Liberating Theology: Can Africans Self-theologise in the Diaspora?
In the mid–1800’s, two missionary leaders, Henry Venn and Rufus Anderson, suggested that the new churches that came out of the Western missionaries’ work in Africa and other places needed to be self-governing, self-propagating, and self-supporting in order to be considered mature enough to be left on their own while the missionaries moved on to plant other new churches. This became the “three-self formula” for missionary work around the world: self-governing, self-propagating, and self-supporting.
These three “selves” have been widely discussed in theological discourses in the past 150 years. However, I agree with such scholars like Roland Allen who have pointed out that the three-self formula has been largely overlooked in missionary work. Some have observed that the formula is impossible to translate into practical terms on the mission field. Of course, when we look back at the history of the twentieth century missionary enterprise, it is hard not to see that they were never really accepted in the missions praxis as the church developed and Christianity spread around the world. Colonialism, among many factors, made it difficult for the missionaries to trust the new churches to be able to stand on their own. As John Gatu (with his famous Moratorium), and others argued in the 1970’s, the process of decolonizing the church in Africa was a much harder and longer process than political decolonisation. Incidentally, in the case of African Christianity, it was only after this process of decolonisation that African Christianity began to explode.
This explosion of non-Western Christianity around the world has highlighted the need to rethink the entire missionary enterprise. For instance, recent conversations in missiology have suggested the need for a fourth self–a self that is just as important as the other three, but was not part of the original conversation–that of self-theologising (or self-educating). I believe that this fourth self is the most relevant to us today. Christians from different parts of the world have to engage theology using their own cultural lenses and narratives. An intentional mutually critiquing theological cross-pollination among Christians from around the world will help us “understand God better” and thus strengthen theology as a whole.
Theological education among Africans in the Diaspora is a subject that is only beginning to be engaged with some intentionality. So far, Africans in the Diaspora have tended to go to African initiated bible colleges, most of them denominationally based. A few have gone to Western seminaries, while even fewer have gone to Western universities. There is yet very little cross-pollination between these streams. It looks like there is no middle ground between being a self-theologising and a Western theologised church. Some of the Western institutions are still colonial in the way they deliver theological training to Africans–as if Westerners know it all and have only to offload this theological knowledge to Africans who know nothing at all–a scenario one friend of mine described as telling Africans in the Diaspora, “thou shalt not self-theologise.” Of course, African Christianity is taught by Western theologians who have spent a few years in Africa, and have thus qualified to be experts on the subject.

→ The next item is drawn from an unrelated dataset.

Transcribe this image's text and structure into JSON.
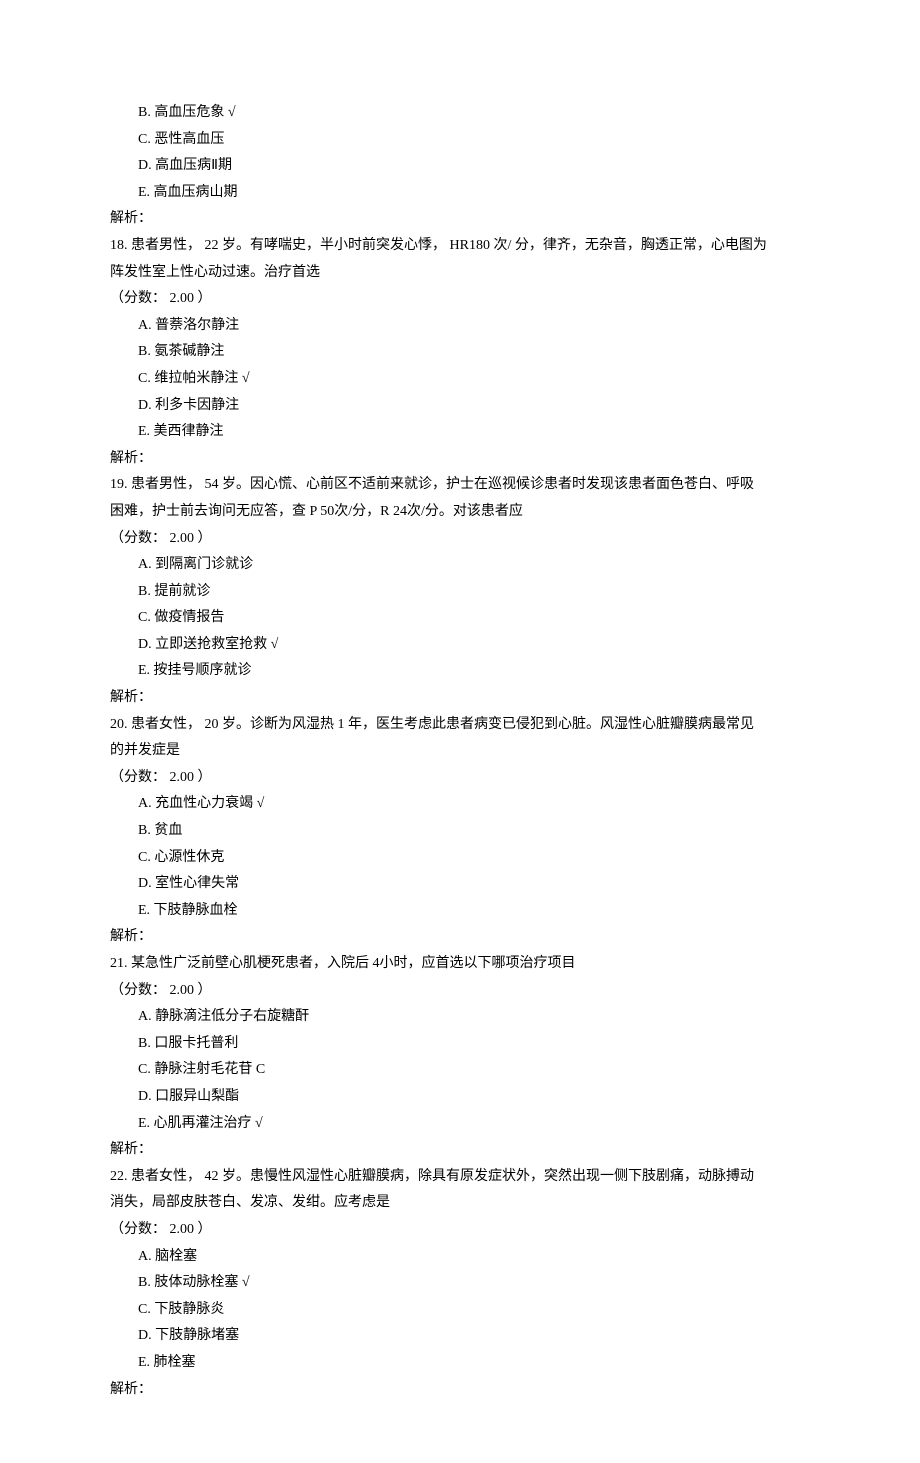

The way forward for theological education in the African Diaspora is going to be tricky, but this is true of all African theology, even for the entire theological enterprise in the world. There is need for a self-theologising African church (even in the Diaspora), but this self-theologising must be done in partnership and intentional conversation with non-African theologies. When Westerners teach theology to Africans both in Africa and in the Diaspora, it has to be done with the understanding that African Christians will not be helped by a Western reading of theology that is not faithful to their African worldview. Of course, Africans will not read Martin Luther, Karl Barth, N.T. Wright and many other famous Western theologians in the same way Westerners read them.